In some implementations, the network(s) may be any type of network known in the art, such as a local area network or a wide area network, such as the Internet, and may include a wireless network, such as a cellular network, a cloud network, a local wireless network, such as Wi-Fi and/or close-range wireless communications, such as Bluetooth® and Bluetooth® low energy, near field communications (NFC), a wired network, or any other such network, or any combination thereof. Accordingly, the one or more networks may include both wired and/or wireless communication technologies, including Bluetooth®, Bluetooth® low energy, Wi-Fi and cellular communication technologies like worldwide interoperability for microwave access (WiMAX), 3G, 4G, CDMA, digital subscriber line (DSL), etc., cloud computing technologies, as well as wired or fiber optic technologies. Additionally, the communication network may be a mesh network. For example, in a wireless local area network (WLAN), network devices may be configured to receive and forward communications which are ultimately destined for a different device. These types of networks are generically referred to as “mesh” networks, where network nodes may form a “mesh” of paths for which communications may travel to reach their destination. Wireless networks may use beacon transmissions to advertise the network's existence, as well as provide information about the network and capabilities associated with the network. Different kinds of beaconing mechanisms may be used, for example, one for infrastructure mode networks (also called basic service set (BSS) networks) and one for ad-hoc mode networks (also called independent basic service set (IBSS) networks). In infrastructure networks, access points (APs) are the entities responsible for generating beacons whereas in ad hoc networks, all network nodes (including user stations) participate in the generation of beacons. The ad hoc network beacons (referred to as IBSS beacons) are used to advertise the network (which consists of all the nodes) as a whole while the infrastructure network beacons (referred to as BSS beacons) are generated by an AP and meant to advertise the existence of only that individual AP. Components used for such communications can depend at least in part upon the type of network, the environment selected, or both. Protocols for communicating over such networks are well known and are not discussed herein in detail.

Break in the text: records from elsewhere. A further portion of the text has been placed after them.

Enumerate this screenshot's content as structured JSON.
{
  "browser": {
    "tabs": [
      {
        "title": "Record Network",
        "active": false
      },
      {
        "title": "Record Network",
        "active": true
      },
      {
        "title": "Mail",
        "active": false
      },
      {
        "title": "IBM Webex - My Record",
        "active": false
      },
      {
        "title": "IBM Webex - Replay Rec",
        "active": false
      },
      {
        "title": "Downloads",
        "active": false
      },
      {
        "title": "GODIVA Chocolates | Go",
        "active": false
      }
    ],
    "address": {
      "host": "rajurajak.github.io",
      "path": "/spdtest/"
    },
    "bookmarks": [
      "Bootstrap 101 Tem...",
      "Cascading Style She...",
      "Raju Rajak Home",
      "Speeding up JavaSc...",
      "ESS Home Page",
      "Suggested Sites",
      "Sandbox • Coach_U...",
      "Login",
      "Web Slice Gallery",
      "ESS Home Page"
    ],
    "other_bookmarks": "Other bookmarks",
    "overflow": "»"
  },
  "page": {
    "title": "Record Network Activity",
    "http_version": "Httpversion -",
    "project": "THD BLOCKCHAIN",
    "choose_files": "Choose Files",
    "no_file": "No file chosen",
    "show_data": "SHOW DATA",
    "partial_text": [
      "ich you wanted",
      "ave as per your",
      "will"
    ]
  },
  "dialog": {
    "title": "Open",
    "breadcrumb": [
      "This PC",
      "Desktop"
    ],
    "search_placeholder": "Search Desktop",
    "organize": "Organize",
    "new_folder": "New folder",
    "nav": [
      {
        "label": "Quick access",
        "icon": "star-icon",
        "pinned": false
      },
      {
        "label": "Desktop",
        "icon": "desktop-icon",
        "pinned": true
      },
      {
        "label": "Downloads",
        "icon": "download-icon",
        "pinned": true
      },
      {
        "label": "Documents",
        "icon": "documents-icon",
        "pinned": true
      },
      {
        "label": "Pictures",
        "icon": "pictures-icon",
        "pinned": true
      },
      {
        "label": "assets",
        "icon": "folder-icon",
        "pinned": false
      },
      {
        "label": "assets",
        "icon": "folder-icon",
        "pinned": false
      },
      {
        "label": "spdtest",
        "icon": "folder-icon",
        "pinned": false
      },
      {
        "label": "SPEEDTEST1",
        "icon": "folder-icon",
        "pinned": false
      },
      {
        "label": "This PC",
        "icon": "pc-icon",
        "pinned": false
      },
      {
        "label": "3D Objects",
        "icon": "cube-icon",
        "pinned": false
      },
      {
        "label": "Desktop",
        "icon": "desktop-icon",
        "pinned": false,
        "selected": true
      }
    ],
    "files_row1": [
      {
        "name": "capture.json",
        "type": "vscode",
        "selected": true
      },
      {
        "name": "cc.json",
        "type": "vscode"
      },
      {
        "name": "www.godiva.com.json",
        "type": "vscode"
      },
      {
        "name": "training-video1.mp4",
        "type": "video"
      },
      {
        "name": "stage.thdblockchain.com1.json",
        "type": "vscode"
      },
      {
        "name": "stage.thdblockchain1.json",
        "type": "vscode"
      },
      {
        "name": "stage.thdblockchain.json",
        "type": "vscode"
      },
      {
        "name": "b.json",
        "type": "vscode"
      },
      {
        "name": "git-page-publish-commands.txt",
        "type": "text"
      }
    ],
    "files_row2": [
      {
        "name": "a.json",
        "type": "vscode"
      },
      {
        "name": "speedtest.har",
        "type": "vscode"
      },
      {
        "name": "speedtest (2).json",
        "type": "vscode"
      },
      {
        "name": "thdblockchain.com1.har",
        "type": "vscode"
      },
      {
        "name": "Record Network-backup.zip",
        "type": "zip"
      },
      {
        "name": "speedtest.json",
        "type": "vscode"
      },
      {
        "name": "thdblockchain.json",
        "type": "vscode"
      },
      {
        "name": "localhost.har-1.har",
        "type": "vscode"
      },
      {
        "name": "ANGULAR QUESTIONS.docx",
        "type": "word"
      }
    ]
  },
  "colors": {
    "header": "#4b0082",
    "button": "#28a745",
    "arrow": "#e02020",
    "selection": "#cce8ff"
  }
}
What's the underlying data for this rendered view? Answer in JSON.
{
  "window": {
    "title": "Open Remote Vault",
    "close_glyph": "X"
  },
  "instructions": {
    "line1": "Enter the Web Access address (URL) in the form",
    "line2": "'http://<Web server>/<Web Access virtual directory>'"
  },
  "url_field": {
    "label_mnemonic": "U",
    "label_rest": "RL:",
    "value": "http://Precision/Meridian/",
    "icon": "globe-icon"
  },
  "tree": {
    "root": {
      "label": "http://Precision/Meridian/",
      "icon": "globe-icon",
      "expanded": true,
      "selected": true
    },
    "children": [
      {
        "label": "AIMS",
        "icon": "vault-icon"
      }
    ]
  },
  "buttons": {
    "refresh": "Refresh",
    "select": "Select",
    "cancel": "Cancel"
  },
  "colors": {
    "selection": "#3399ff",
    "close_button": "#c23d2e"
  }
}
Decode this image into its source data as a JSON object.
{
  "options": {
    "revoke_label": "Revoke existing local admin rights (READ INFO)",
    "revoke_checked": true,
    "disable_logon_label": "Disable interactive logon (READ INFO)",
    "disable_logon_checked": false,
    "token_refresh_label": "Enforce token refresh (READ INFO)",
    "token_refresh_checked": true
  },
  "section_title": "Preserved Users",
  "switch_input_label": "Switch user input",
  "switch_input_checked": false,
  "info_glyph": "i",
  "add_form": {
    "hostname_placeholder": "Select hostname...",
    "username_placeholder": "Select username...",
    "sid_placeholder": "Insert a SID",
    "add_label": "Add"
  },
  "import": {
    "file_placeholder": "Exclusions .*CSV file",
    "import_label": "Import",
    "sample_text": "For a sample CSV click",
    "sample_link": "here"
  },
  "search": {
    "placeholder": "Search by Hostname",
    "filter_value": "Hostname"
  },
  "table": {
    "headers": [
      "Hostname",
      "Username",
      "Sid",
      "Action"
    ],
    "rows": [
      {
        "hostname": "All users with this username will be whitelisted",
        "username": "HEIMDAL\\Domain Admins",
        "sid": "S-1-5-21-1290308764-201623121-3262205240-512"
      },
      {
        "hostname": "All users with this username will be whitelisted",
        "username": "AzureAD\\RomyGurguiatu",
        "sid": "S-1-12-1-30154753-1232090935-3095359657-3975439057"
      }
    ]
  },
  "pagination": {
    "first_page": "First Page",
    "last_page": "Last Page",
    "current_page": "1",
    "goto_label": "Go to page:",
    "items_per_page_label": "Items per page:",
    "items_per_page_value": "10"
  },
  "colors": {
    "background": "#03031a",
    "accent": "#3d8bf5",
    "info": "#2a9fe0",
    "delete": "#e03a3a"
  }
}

The term “component,” “module” or “engine” refers broadly to general or specific-purpose hardware, software, or firmware (or any combination thereof) components. Components and engines are typically functional components that can generate useful data or other output using specified input(s). A component or engine may or may not be self-contained. Depending upon implementation-specific or other considerations, the components or engines may be centralized or functionally distributed. An application program (also called an “application”) may include one or more components and/or engines, or a component and/or engine can include one or more application programs.